** Opening Information shown block **

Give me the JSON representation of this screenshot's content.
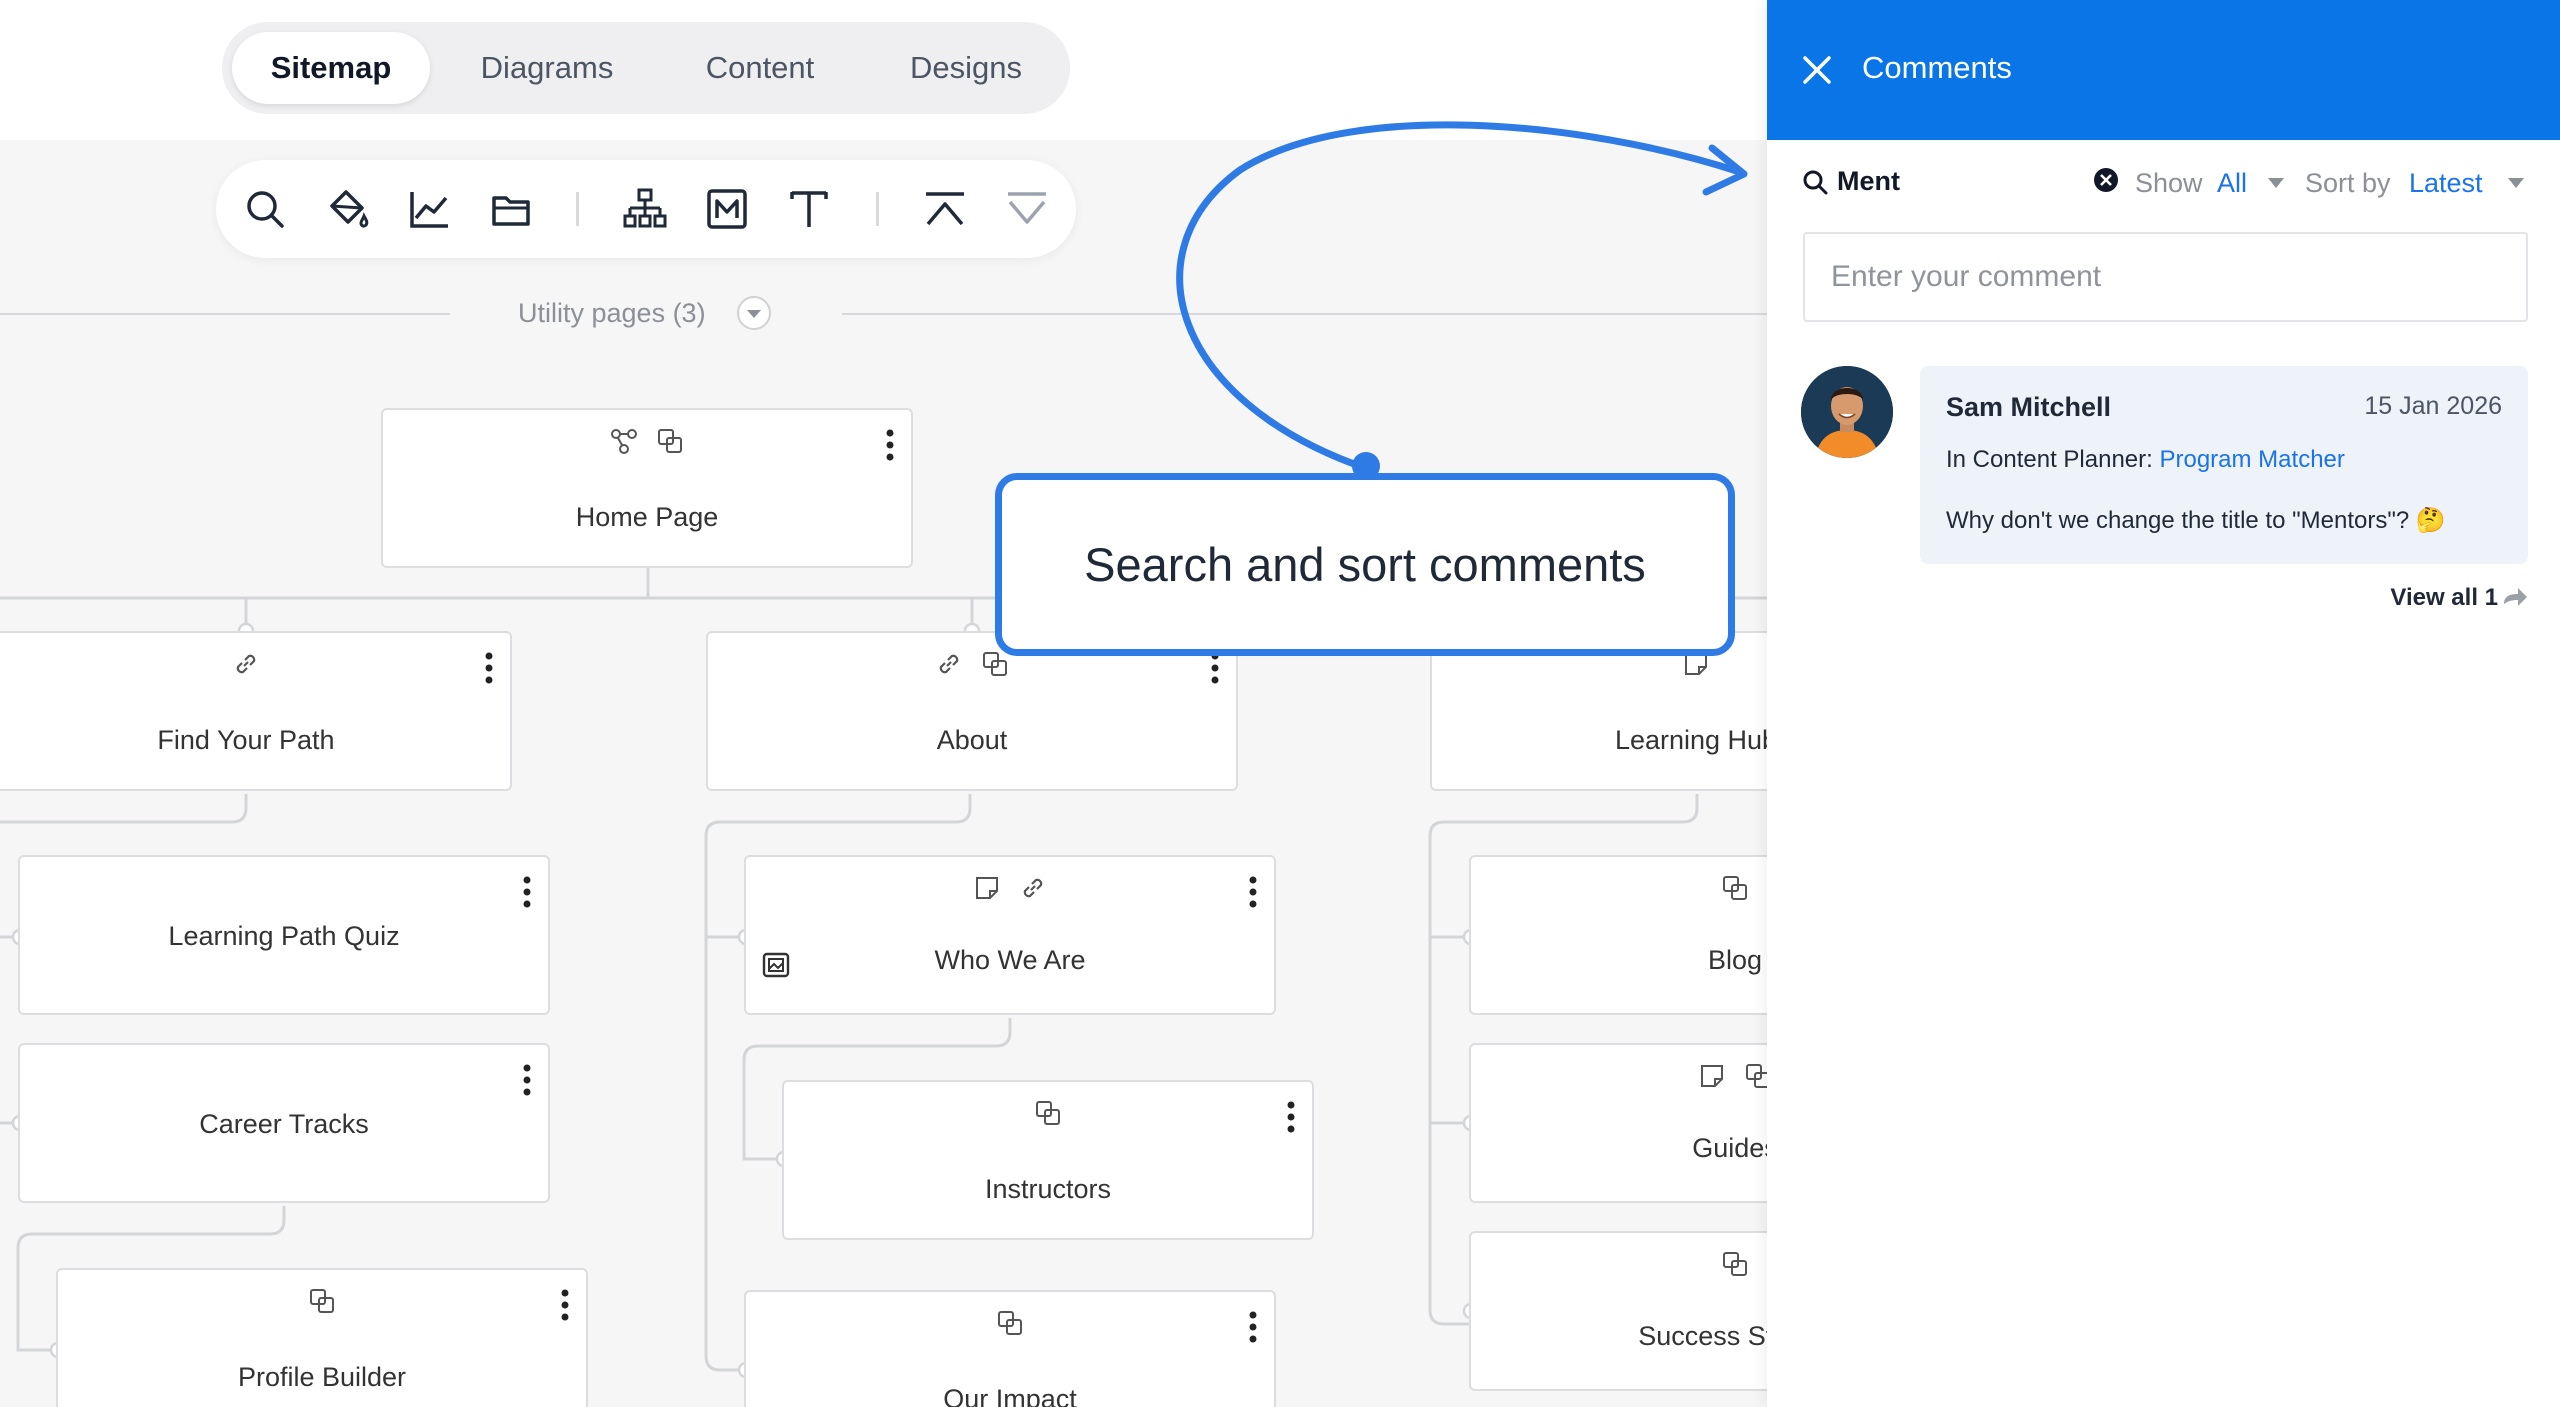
{
  "tabs": [
    {
      "label": "Sitemap",
      "active": true
    },
    {
      "label": "Diagrams",
      "active": false
    },
    {
      "label": "Content",
      "active": false
    },
    {
      "label": "Designs",
      "active": false
    }
  ],
  "toolbar": {
    "tools": [
      "search-icon",
      "paint-bucket-icon",
      "line-chart-icon",
      "folder-icon",
      "sitemap-icon",
      "markdown-icon",
      "text-icon",
      "collapse-up-icon",
      "expand-down-icon"
    ]
  },
  "utility": {
    "label": "Utility pages (3)"
  },
  "nodes": {
    "home": {
      "label": "Home Page"
    },
    "find_path": {
      "label": "Find Your Path"
    },
    "about": {
      "label": "About"
    },
    "learning_hub": {
      "label": "Learning Hub"
    },
    "quiz": {
      "label": "Learning Path Quiz"
    },
    "career": {
      "label": "Career Tracks"
    },
    "profile": {
      "label": "Profile Builder"
    },
    "who": {
      "label": "Who We Are"
    },
    "instructors": {
      "label": "Instructors"
    },
    "impact": {
      "label": "Our Impact"
    },
    "blog": {
      "label": "Blog"
    },
    "guides": {
      "label": "Guides"
    },
    "success": {
      "label": "Success Stories"
    }
  },
  "callout": {
    "text": "Search and sort comments"
  },
  "panel": {
    "title": "Comments",
    "search_term": "Ment",
    "show_label": "Show",
    "show_value": "All",
    "sort_label": "Sort by",
    "sort_value": "Latest",
    "input_placeholder": "Enter your comment",
    "comment": {
      "author": "Sam Mitchell",
      "date": "15 Jan 2026",
      "context_prefix": "In Content Planner:",
      "context_link": "Program Matcher",
      "body": "Why don't we change the title to \"Mentors\"? 🤔"
    },
    "view_all": "View all 1"
  },
  "colors": {
    "accent": "#0a75e6",
    "link": "#1a73e8",
    "callout_border": "#2f7be6"
  }
}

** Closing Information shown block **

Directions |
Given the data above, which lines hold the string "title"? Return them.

Finished exercise |
    "title": "Comments",
      "body": "Why don't we change the title to \"Mentors\"? 🤔"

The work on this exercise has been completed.